Ordering repeat prescriptions

Online system

The easiest, safest, and quickest way to order your repeat prescription is  System One. You can also check what medication you should be taking and when.

Use our online system (SystemOne)

Unless a specific arrangement has been made for you to collect prescriptions without seeing a doctor, i.e. for repeat prescriptions, you will normally be asked to make an appointment before any treatment is prescribed. 

Please note that the pharmacies are no longer requesting your medications on your behalf – it is your responsibility to order your repeat medications in a timely fashion. There are some exceptions e.g. disability, specific medical condition etc.  

Further information can be  found here 

Other ways to request a repeat prescription

In person 

Please tick the items you need on the tear-off side of your prescription and drop it into the surgery. 

By post 

Supply a stamped addressed envelope and we will return your prescription can be returned via Royal Mail. 

We do not accept prescription requests by phone for safety reasons. If you are unable to order online or in person please contact your usual pharmacy who can order for you.

Please allow two full working days, excluding weekends and Bank Holidays, for your request to be processed. Any problems please telephone the surgery. 

Collecting your prescription 

You will need to choose a pharmacy to collect your prescription from. We call this nominating a pharmacy.

Find your nearest pharmacy

You can usually collect your prescription from the pharmacy up to two working days after you have ordered it.

You can change your nominated pharmacy at any time:

• Using our online system: SystmOnline


At your GP practice

• At any pharmacy that accepts repeat prescriptions

Asking questions about your prescription 

If you have questions about your medicine, your local pharmacists can answer these. They can also answer questions on medicines you can buy without a prescription. 
The NHS website has information on how your medicine works, 
how and when to take it, possible side effects and answers to 
your common questions. 

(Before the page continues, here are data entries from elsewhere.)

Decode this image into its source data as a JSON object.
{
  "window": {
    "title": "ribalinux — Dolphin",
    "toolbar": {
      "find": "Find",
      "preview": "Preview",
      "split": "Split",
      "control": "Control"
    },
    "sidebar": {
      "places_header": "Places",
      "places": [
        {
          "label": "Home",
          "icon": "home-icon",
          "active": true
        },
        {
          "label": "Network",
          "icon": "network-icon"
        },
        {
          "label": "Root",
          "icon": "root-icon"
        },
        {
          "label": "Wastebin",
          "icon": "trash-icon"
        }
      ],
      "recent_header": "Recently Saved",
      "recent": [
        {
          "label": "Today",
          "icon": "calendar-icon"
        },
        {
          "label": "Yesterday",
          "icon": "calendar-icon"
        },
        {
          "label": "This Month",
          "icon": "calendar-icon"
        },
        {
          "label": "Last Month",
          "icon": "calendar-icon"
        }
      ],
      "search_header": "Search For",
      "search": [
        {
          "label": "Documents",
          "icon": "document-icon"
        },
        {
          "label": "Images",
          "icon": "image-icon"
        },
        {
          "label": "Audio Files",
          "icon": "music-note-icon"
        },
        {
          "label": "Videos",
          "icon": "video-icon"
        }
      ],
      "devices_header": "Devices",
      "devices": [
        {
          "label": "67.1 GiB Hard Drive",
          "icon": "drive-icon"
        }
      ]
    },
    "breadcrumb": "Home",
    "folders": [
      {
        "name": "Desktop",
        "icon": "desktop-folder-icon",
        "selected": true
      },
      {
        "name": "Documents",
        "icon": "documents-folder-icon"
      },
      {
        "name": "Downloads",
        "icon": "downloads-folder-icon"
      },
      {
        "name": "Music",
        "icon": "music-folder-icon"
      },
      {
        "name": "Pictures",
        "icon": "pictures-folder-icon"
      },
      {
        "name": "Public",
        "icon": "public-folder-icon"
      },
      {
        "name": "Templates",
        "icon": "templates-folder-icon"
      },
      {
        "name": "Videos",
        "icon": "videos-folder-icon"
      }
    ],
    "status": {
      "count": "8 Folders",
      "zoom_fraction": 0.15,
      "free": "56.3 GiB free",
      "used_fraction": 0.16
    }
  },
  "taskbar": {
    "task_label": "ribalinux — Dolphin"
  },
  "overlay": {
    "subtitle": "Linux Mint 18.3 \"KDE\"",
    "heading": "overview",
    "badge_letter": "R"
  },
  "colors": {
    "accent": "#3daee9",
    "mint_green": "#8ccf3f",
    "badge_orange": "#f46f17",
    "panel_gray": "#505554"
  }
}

Go to Medicines A to Z (

asked questions

We don’t charge for private prescriptions.

Find out more about prescription charges (

Take it to the pharmacy you got it from. Do not put it in your household bin or flush it down the toilet.

A private prescription is not written on an official NHS prescription and so is not paid for by the NHS. A prescription is a legal document for which the doctor, who has issued and signed it, is responsible. A doctor you see privately is unable to issue an NHS prescription.


As qualified healthcare professionals, pharmacists can offer advice on minor illnesses such as:
• coughs
• colds
• sore throats
• tummy trouble
• aches and pains

They can also advise on medicine that you can buy without a prescription.
Many pharmacies are open until late and at weekends. You do not need an appointment.
Most pharmacies have a private consultation room where you can discuss issues with pharmacy staff without being overheard.

Learn more about Clinical Pharmacists here